To help us put this story in context, it might help to understand how Mark 4 contributes to the message of Mark? In Jesus’ conversation with the disciples, they had not yet developed faith. “Do you not yet have faith?” Jesus asked. There answer was no. None, nada, not a little, not at all, according to Mark’s gospel. Therefore, their fear was a function of having no faith. Jesus is first saying, “for a disciple, faith is normal, even in fearful times.” The problem of Mark 4 is that the disciples did not yet understand who Jesus was. “Who is this?” they asked. They did not understand his power, his purpose, his passion and compassion for them. The calming of the wind and waves is the last story of four chapters that describe who Jesus is. The evil spirits knew his identity—his closest disciples did not. Do we? Do I? Do you?
“for a disciple, faith is normal, even in fearful times.”
A quick survey of Mark 1-4 will orient us, to help us understand the story in its context. 1:14-15, John is in prison, encouraging people to believe the good news! Thus a fearful situation is used for encouragement to believe. 1:40, a leper, who is fearful but faithful, says you can make me clean, appealing to Jesus’ compassion. And throughout Mark chapters 1-4, there are multiple stories of fear and faith. Fear and faith often dwell side by side in the human heart. In fact, in the last phrase of the book, Mark 16:8 says, “they were afraid.” but that fear did not keep them from sharing their faith through the known world.

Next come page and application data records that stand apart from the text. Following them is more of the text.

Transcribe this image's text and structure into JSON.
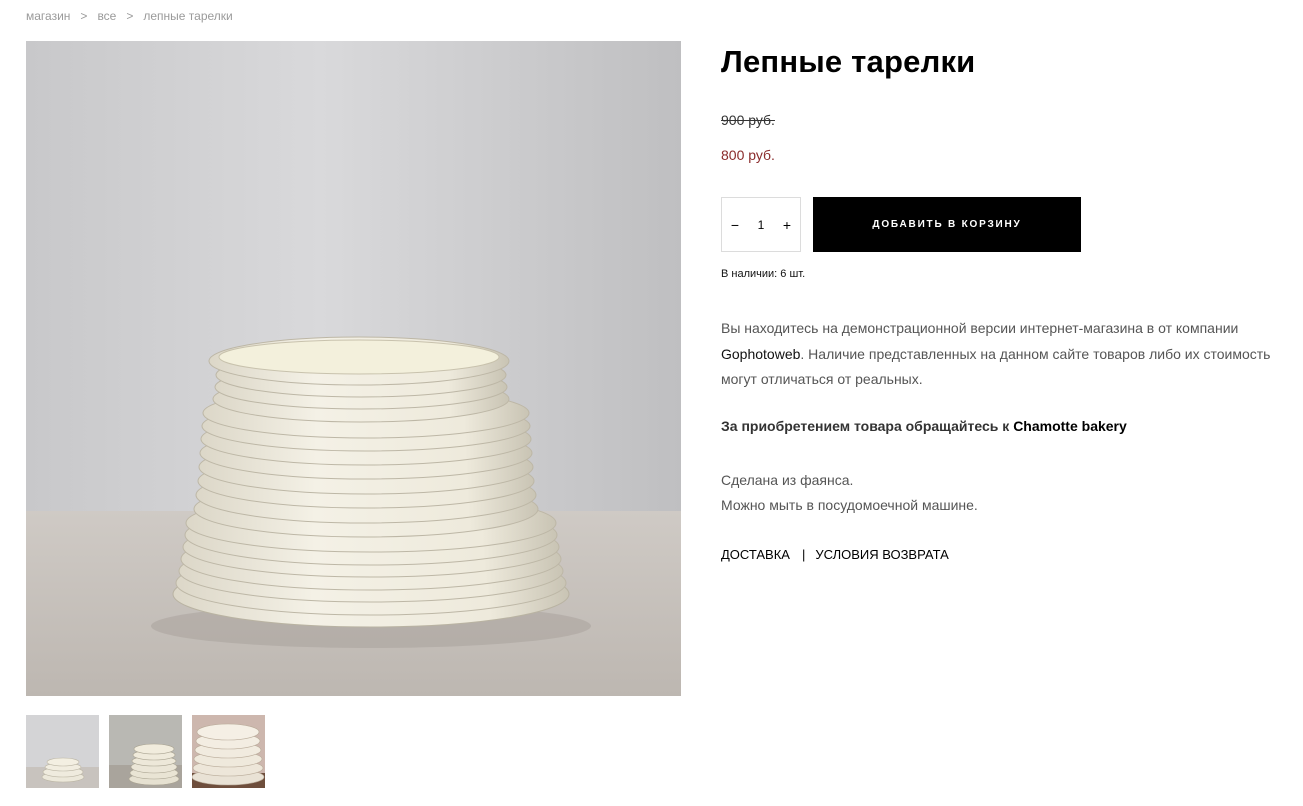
{
  "breadcrumb": {
    "items": [
      "магазин",
      "все",
      "лепные тарелки"
    ],
    "separator": ">"
  },
  "product": {
    "title": "Лепные тарелки",
    "old_price": "900 руб.",
    "new_price": "800 руб.",
    "quantity": "1",
    "minus_label": "−",
    "plus_label": "+",
    "add_to_cart_label": "ДОБАВИТЬ В КОРЗИНУ",
    "stock_label": "В наличии:",
    "stock_value": "6 шт."
  },
  "description": {
    "part1": "Вы находитесь на демонстрационной версии интернет-магазина в от компании ",
    "company": "Gophotoweb",
    "part2": ". Наличие представленных на данном сайте товаров либо их стоимость могут отличаться от реальных."
  },
  "contact": {
    "prefix": "За приобретением товара обращайтесь к ",
    "name": "Chamotte bakery"
  },
  "material": {
    "line1": "Сделана из фаянса.",
    "line2": "Можно мыть в посудомоечной машине."
  },
  "links": {
    "delivery": "ДОСТАВКА",
    "separator": "|",
    "returns": "УСЛОВИЯ ВОЗВРАТА"
  },
  "thumbnails": [
    "plates-stack-front",
    "plates-stack-side",
    "plates-stack-closeup"
  ],
  "colors": {
    "price_accent": "#8a2b2b",
    "button_bg": "#000000",
    "breadcrumb": "#9a9a9a"
  }
}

The Gospel of Mark challenges us to understand an important dynamic: Unresolved fear, angst, generic fear, abstract fear — is not normal for the Christian. Fear of (reverence for) God, yes. But the key is not to eliminate fear. The key is to become comfortable with a great Bible truth – faith and fear dwell side by side in the human heart.
“I do believe, help me overcome my unbelief.”

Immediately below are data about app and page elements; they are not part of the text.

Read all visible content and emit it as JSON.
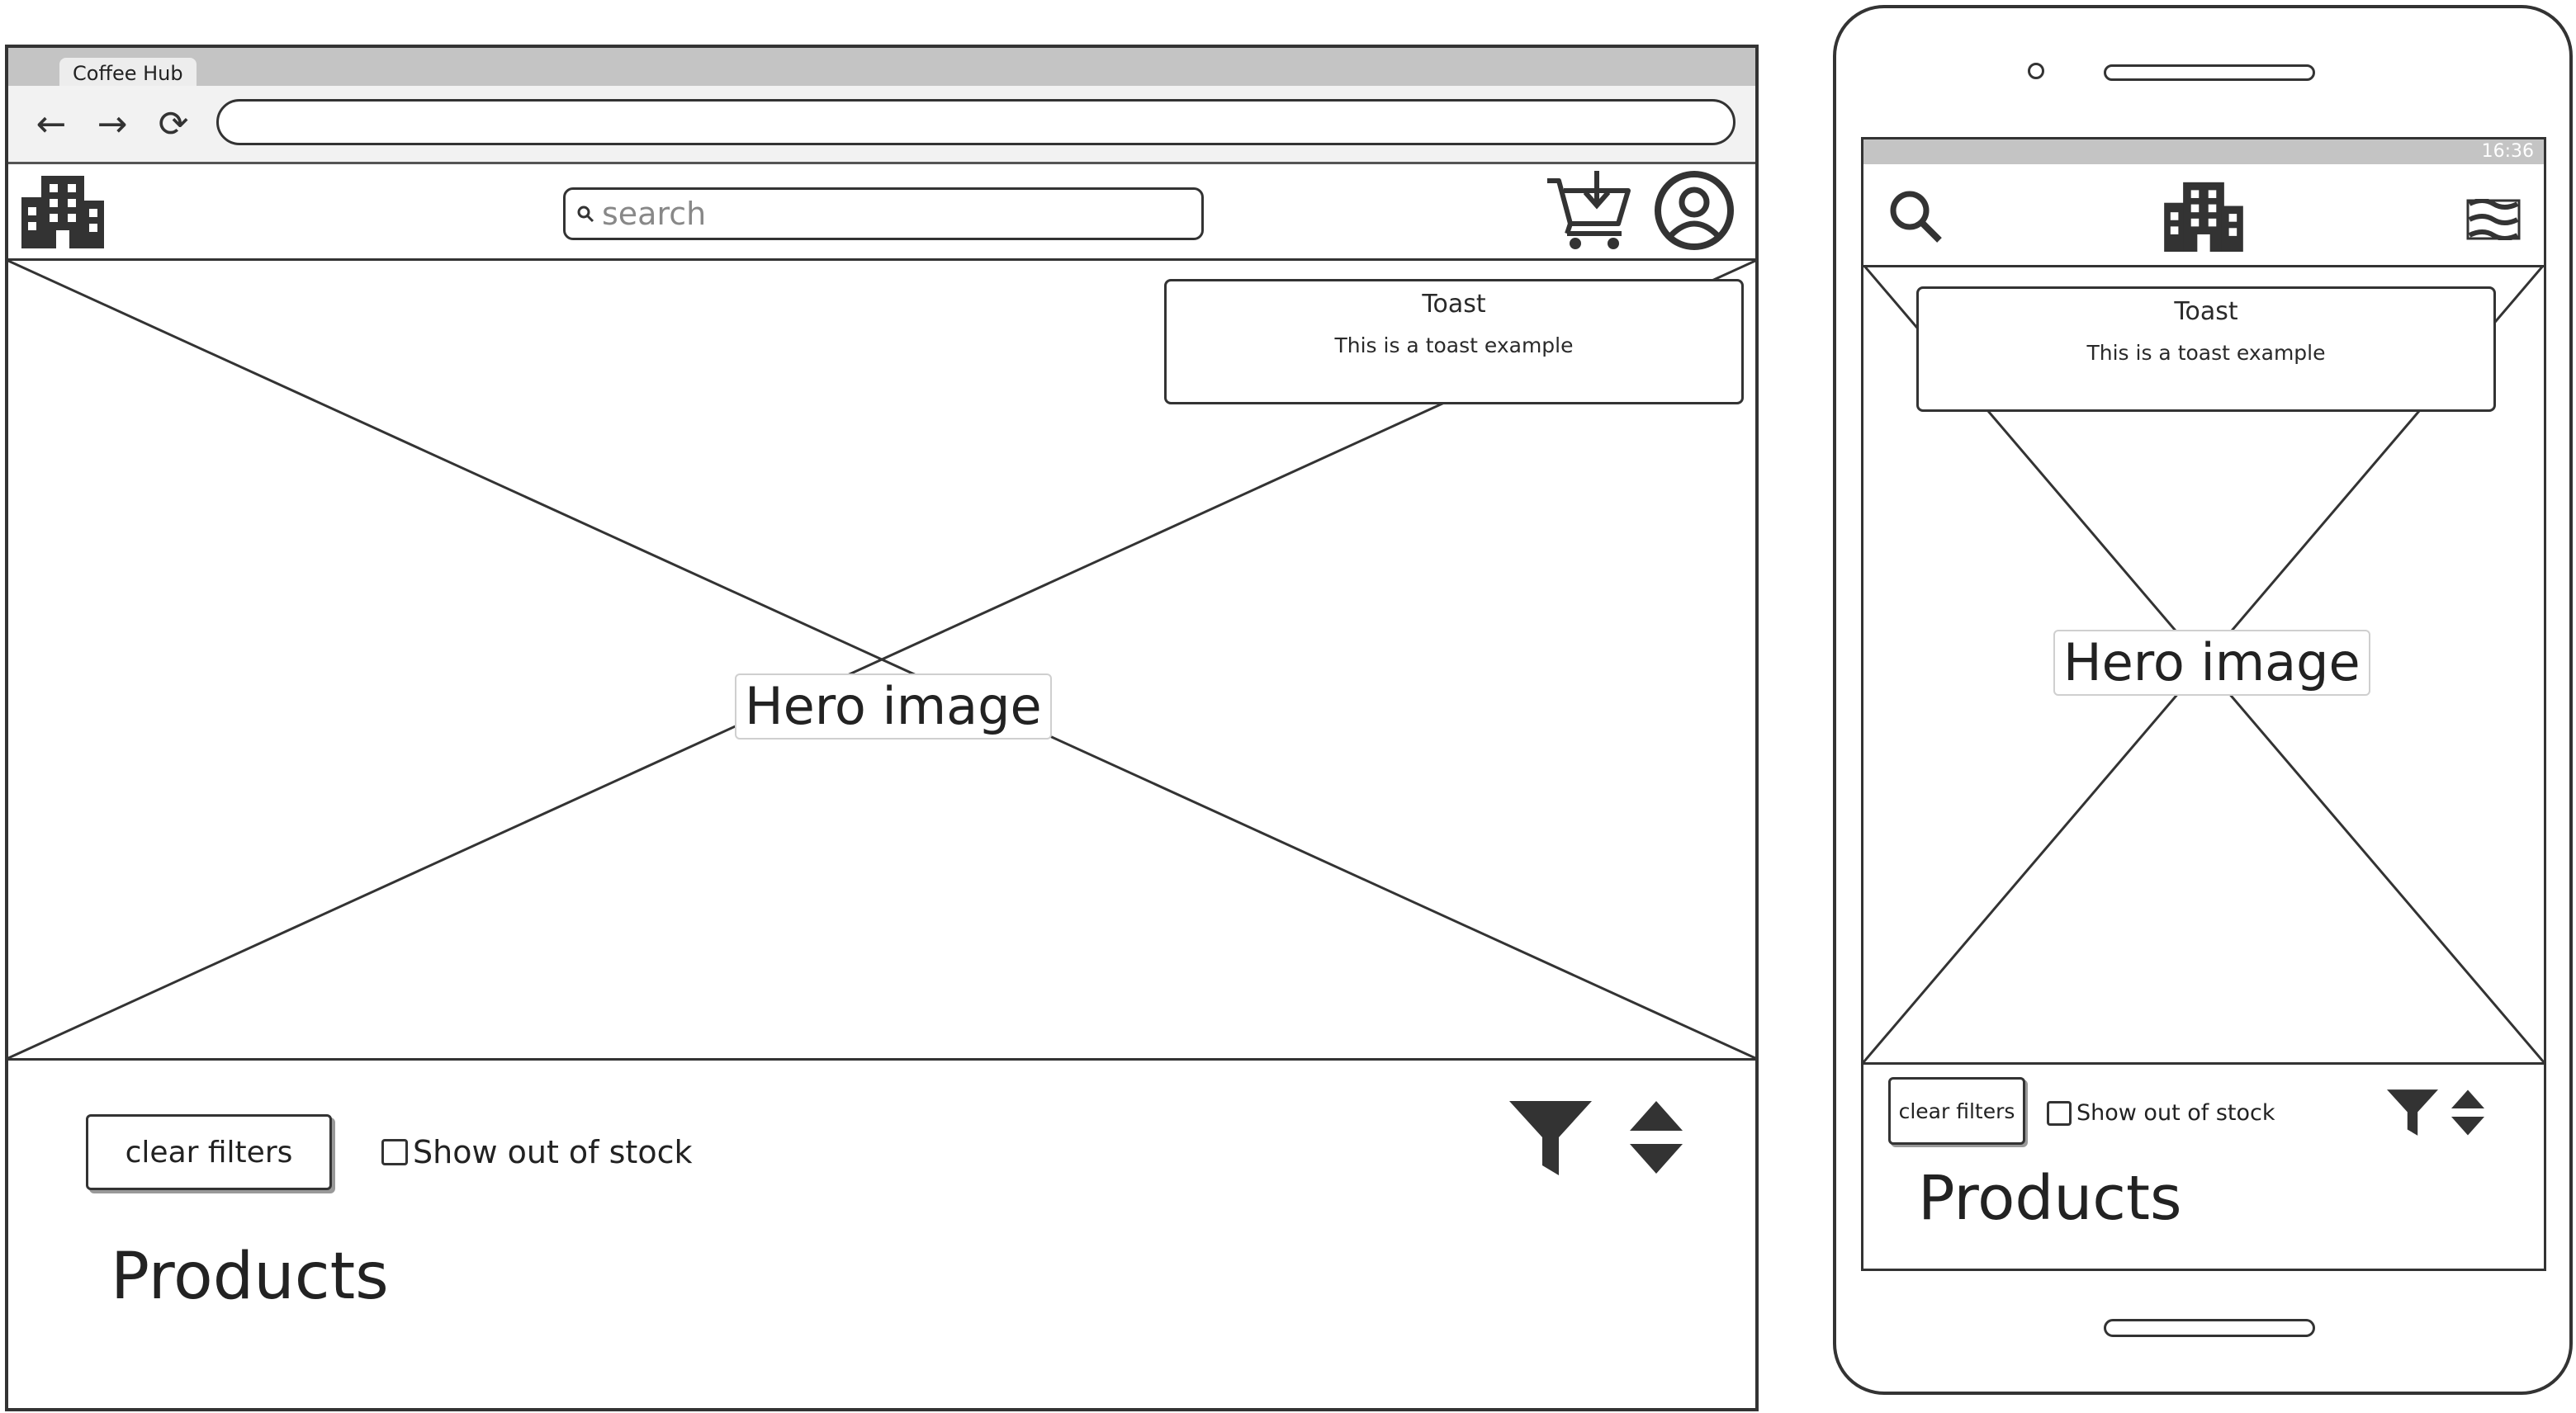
{
  "desktop": {
    "tab_title": "Coffee Hub",
    "nav": {
      "back_icon": "←",
      "forward_icon": "→",
      "reload_icon": "⟳"
    },
    "url": "",
    "search": {
      "icon": "search-icon",
      "placeholder": "search"
    },
    "icons": [
      "building-logo-icon",
      "cart-download-icon",
      "account-circle-icon"
    ],
    "hero": {
      "label": "Hero image"
    },
    "toast": {
      "title": "Toast",
      "message": "This is a toast example"
    },
    "filters": {
      "clear_label": "clear filters",
      "out_of_stock_label": "Show out of stock",
      "out_of_stock_checked": false
    },
    "products_heading": "Products"
  },
  "phone": {
    "status_time": "16:36",
    "icons": [
      "search-icon",
      "building-logo-icon",
      "menu-icon",
      "funnel-icon",
      "sort-icon"
    ],
    "hero": {
      "label": "Hero image"
    },
    "toast": {
      "title": "Toast",
      "message": "This is a toast example"
    },
    "filters": {
      "clear_label": "clear filters",
      "out_of_stock_label": "Show out of stock",
      "out_of_stock_checked": false
    },
    "products_heading": "Products"
  }
}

To understand this truth, Mark 9 is helpful. Coming down from the Transfiguration, Jesus encounters a father with a convulsive son. 9:22, “if you can do anything, help us.” Jesus responded, “If you can? All is possible to believers.” The father’s words reflect great truth: “I do believe, help me overcome my unbelief.” Faith and unfaith—side by side. Christ-followers need to respond to the fearful situations of this life differently. The older, mature disciple John, 60 years after Jesus’ ministry writes, “Perfect love casts out fear,” 1 John 4. And this my friends is what we need to cling tightly to. We need to hold tight to God’s perfect love. We need to grab hold of it; ingest it; digest it; believe it; live it our in our every day lives? And when I understand this we will have made major progress toward dealing with fear, by using the power of faith.